suntimes
ENERGETIC 
Weather Updates

Longtime Sox broadcaster ‘Hawk’ Harrelson reflects on his years in baseball

Ken Harrelson

Ken Harrelson

storyidforme: 46072995
tmspicid: 17059671
fileheaderid: 7680816

Updated: April 14, 2013 6:40AM



I love baseball more now than I ever have.

I’m one of the few guys who have been in this game parts of seven decades. It has been fantastic to see the changes in the culture of the game.

My first spring training, we didn’t have lockers; we had a nail. You took your street clothes off, hung them on that nail. We got $1.75 meal money. I was making money to play baseball. I couldn’t believe that at 17.

When I came in, the minimum salary was $6,000. Today, it’s right at $400,000. My first two years in baseball, I made more playing golf, shooting pool and arm wrestling than I did playing Major League Baseball.

It’s mostly been good, but there has been some bad. Things I don’t agree with and probably never will.

Three best people I’ve met in baseball — I’m talking great players who were even better people off the field: Catfish Hunter, Mark Buehrle and Robin Ventura.

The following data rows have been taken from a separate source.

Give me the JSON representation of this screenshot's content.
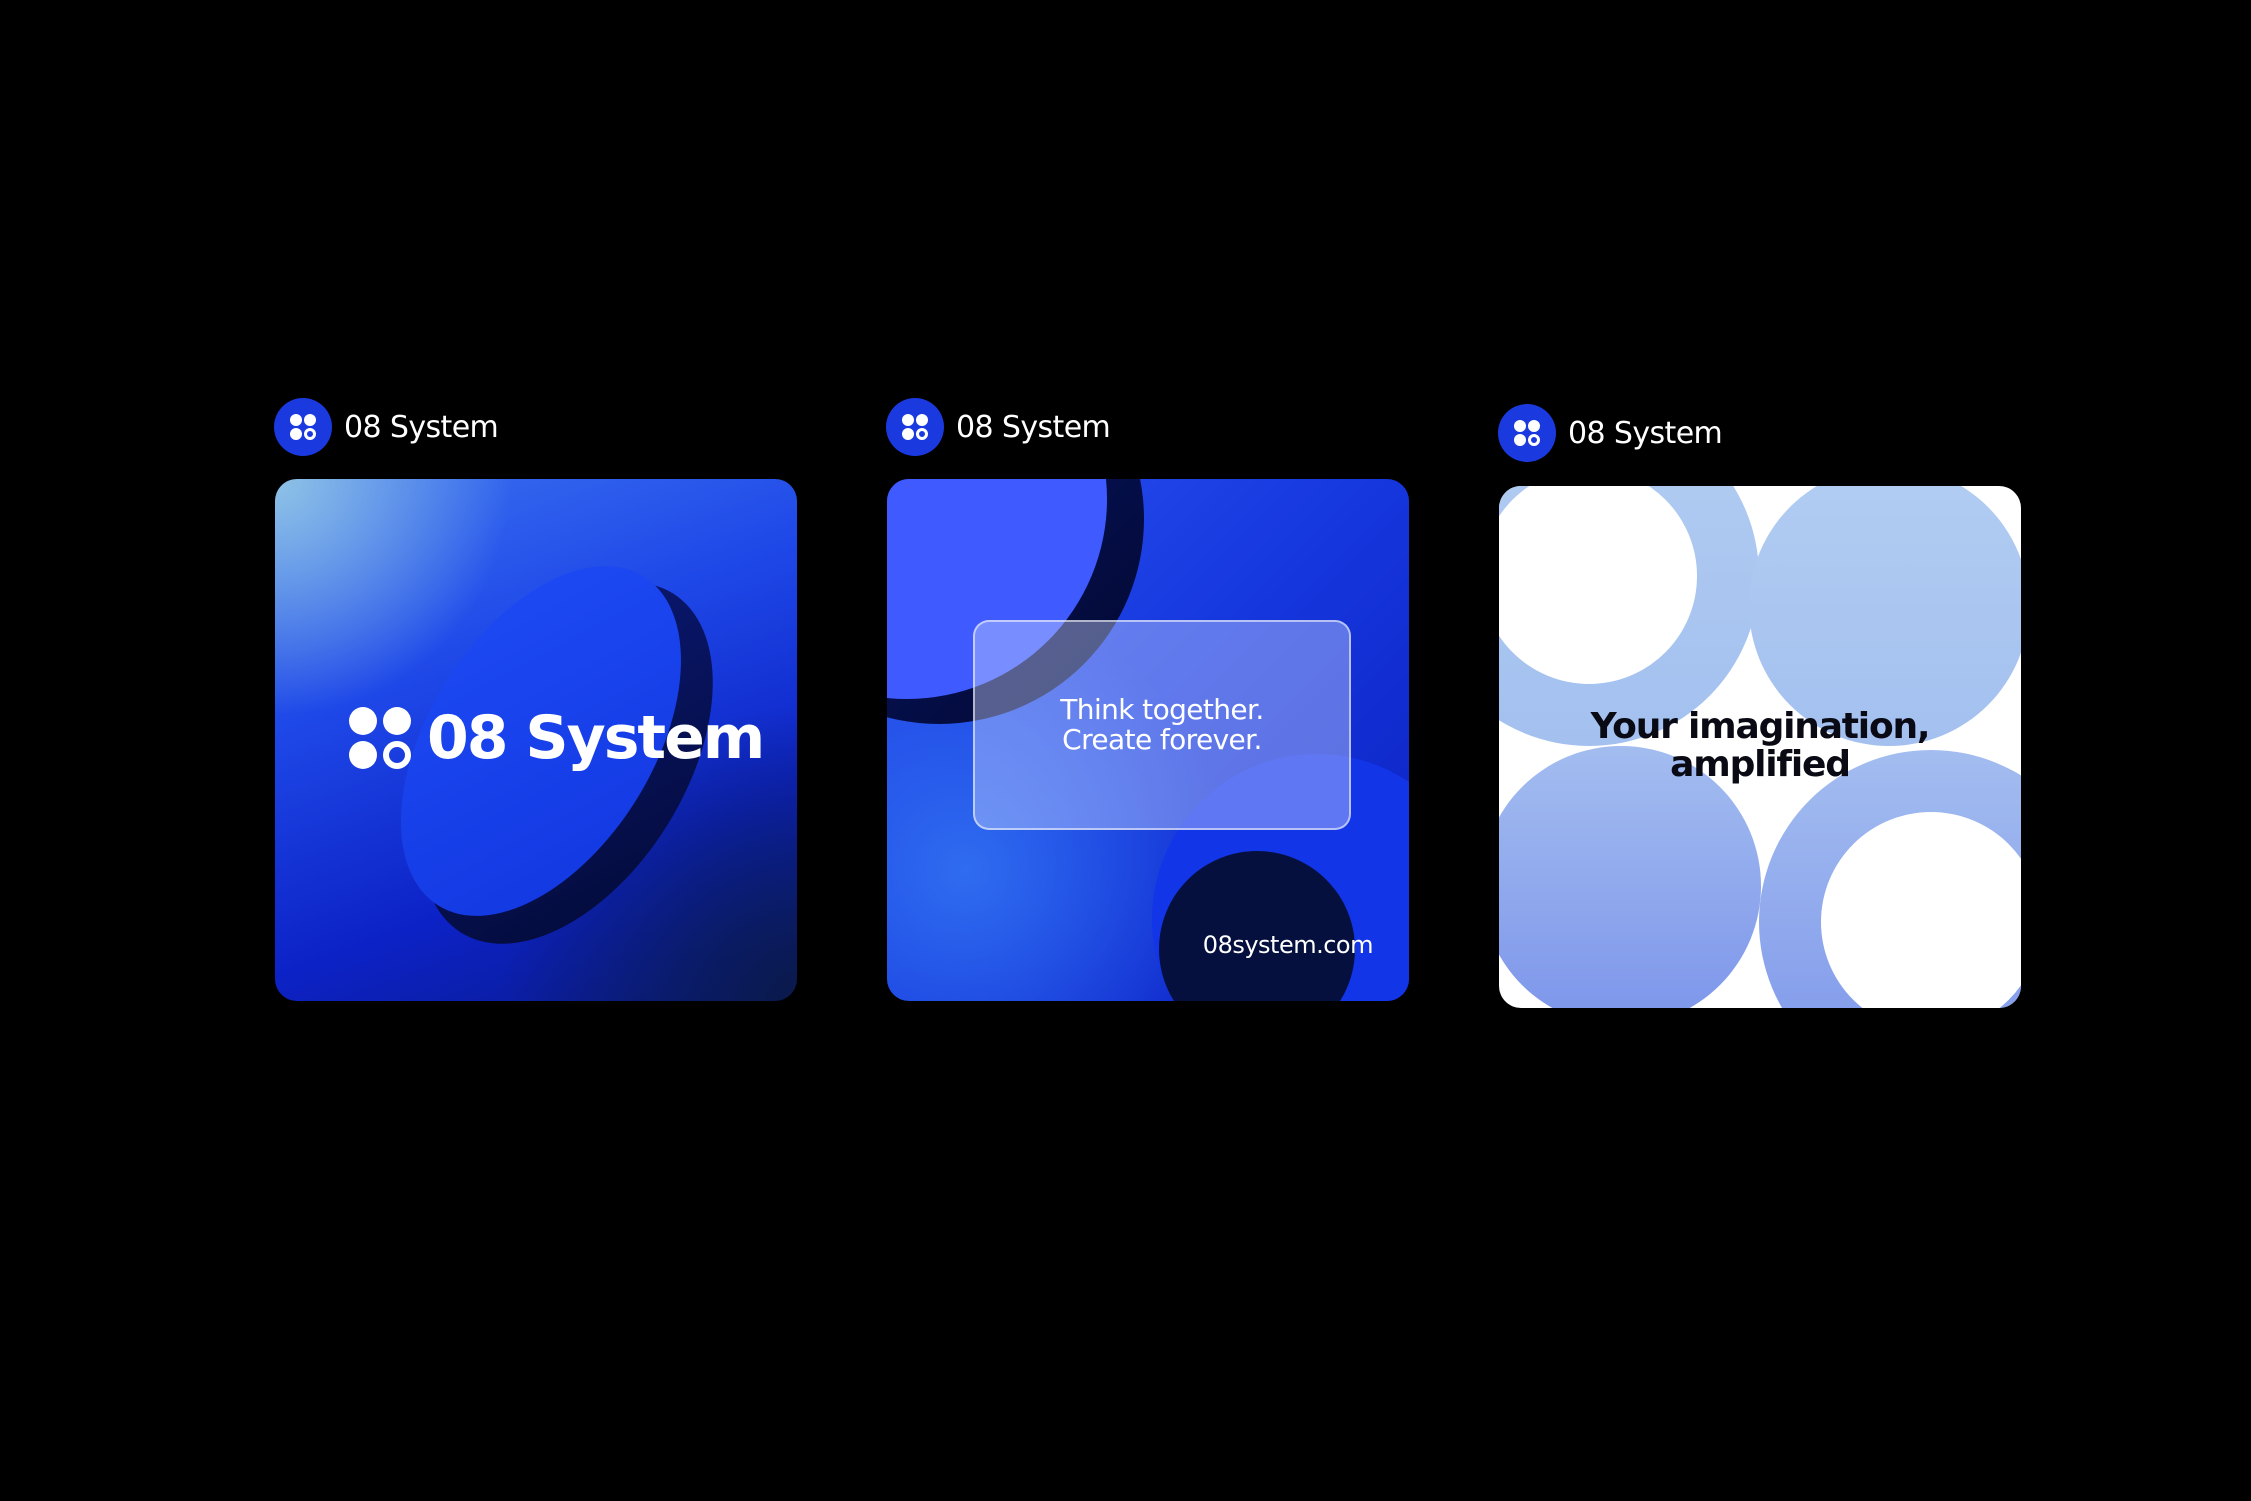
{
  "colors": {
    "background": "#000000",
    "brand_blue": "#1a3ae0",
    "light_blue": "#a9c6f0",
    "text_white": "#ffffff",
    "text_dark": "#0a0a14"
  },
  "posts": [
    {
      "account_name": "08 System",
      "avatar_icon": "four-circles-logo-icon",
      "card": {
        "logo_icon": "four-circles-logo-icon",
        "brand_text": "08 System"
      }
    },
    {
      "account_name": "08 System",
      "avatar_icon": "four-circles-logo-icon",
      "card": {
        "headline_line1": "Think together.",
        "headline_line2": "Create forever.",
        "url": "08system.com"
      }
    },
    {
      "account_name": "08 System",
      "avatar_icon": "four-circles-logo-icon",
      "card": {
        "tagline_line1": "Your imagination,",
        "tagline_line2": "amplified"
      }
    }
  ]
}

When I first came into broadcasting in 1975, Curt Gowdy said: ‘‘Let me tell you something, Hawk. You have the chance to be a hell of an announcer. I’m going to give you the best piece of advice you’re ever going to get: Don’t try to please everybody. Those guys become cookie-cutters, and they don’t last long.’’ About two weeks later, Howard Cosell called me up. He said: ‘‘I’ve been catching a lot of your games. You have a chance to be a hell of an announcer, but I’m going to give you the best piece of advice you ever had: Don’t try to please everybody.’’ It was almost identical, from two great announcers.

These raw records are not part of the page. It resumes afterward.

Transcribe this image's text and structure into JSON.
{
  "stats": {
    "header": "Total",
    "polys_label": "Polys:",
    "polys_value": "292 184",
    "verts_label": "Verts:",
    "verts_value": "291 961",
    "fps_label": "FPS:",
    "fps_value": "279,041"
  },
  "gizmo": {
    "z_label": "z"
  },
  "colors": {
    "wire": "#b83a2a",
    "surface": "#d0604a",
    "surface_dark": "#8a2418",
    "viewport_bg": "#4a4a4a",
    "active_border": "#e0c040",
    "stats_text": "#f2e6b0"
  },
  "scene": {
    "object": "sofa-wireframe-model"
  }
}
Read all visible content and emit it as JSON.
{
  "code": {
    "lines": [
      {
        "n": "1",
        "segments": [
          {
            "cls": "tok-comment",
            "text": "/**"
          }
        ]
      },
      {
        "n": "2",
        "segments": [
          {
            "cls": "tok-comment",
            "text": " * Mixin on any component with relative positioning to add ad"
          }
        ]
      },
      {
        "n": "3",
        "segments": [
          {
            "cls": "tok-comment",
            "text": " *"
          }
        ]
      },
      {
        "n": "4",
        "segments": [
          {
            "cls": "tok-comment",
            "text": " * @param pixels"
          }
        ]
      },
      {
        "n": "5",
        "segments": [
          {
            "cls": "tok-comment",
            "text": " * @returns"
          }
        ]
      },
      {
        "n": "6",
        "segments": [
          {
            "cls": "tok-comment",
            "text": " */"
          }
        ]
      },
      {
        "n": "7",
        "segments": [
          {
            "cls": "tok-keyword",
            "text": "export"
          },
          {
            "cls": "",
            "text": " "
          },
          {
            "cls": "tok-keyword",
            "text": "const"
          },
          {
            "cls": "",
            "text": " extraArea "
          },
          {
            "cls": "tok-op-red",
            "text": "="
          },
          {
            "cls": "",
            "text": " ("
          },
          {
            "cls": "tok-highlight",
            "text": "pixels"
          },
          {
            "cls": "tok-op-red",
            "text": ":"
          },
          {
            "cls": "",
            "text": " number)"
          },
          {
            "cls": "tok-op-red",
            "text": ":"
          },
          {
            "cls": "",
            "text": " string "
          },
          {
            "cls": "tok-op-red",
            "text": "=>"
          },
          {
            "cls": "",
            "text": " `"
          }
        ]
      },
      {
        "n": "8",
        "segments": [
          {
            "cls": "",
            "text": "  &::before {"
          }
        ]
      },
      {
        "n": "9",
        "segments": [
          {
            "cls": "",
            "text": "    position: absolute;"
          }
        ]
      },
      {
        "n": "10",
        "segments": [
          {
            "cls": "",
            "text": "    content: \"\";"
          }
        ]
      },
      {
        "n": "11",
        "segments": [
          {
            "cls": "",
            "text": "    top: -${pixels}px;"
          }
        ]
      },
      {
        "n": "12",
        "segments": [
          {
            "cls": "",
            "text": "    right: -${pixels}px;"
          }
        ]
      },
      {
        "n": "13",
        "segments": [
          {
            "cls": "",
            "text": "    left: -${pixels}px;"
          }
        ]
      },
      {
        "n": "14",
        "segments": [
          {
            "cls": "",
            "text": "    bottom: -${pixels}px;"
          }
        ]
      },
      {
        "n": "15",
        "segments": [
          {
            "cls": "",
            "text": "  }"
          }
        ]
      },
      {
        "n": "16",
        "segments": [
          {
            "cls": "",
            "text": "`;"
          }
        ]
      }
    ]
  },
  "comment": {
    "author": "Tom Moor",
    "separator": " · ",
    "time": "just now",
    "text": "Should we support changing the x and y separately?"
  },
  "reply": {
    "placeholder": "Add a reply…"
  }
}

I drive 200 miles a day when we are at home during the season. I live near South Bend, a town called Granger, which is the next exit on down after Notre Dame. Been there four years. It’s exactly 100 miles from my garage to my parking spot. That allows me see the grandkids every day. I love it. Gives me a chance to get ready for the game. I go through about two or three books on tape a week. After the game, if we win, I’ll listen to the West Coast games on XM radio. I told Vin Scully,
‘‘I forgot how great you are.’’

There are some good umpires out there. And, believe it or not, Joe West behind the plate is a terrific umpire — when he wants to be.

I know Cubs fans don’t like me. The funny thing about it is, I don’t pull against the Cubs. In fact, I would like to play them 18 times a year so we could kick their ass.

I’m the luckiest son of a bitch who ever set two feet on the face of the earth. Really. I’ve never had a job in my life.
Everything I’ve ever done, I’ve loved.

I want to die in the booth, I really do. If I could write my own script, I would be calling it: ‘‘Here’s the pitch from Sabathia, Konerko at the plate. That ball’s hit hard. Waaay back.
Granderson looks up. You can put it on the boarrrrd . . . ’’ Bam. That would be, for me, the perfect ending.

I would just like to die in the booth, doing a baseball game. That’s how much I love it.



© 2014 Sun-Times Media, LLC. All rights reserved. This material may not be copied or distributed without permission. For more information about reprints and permissions, visit www.suntimesreprints.com. To order a reprint of this article, click here.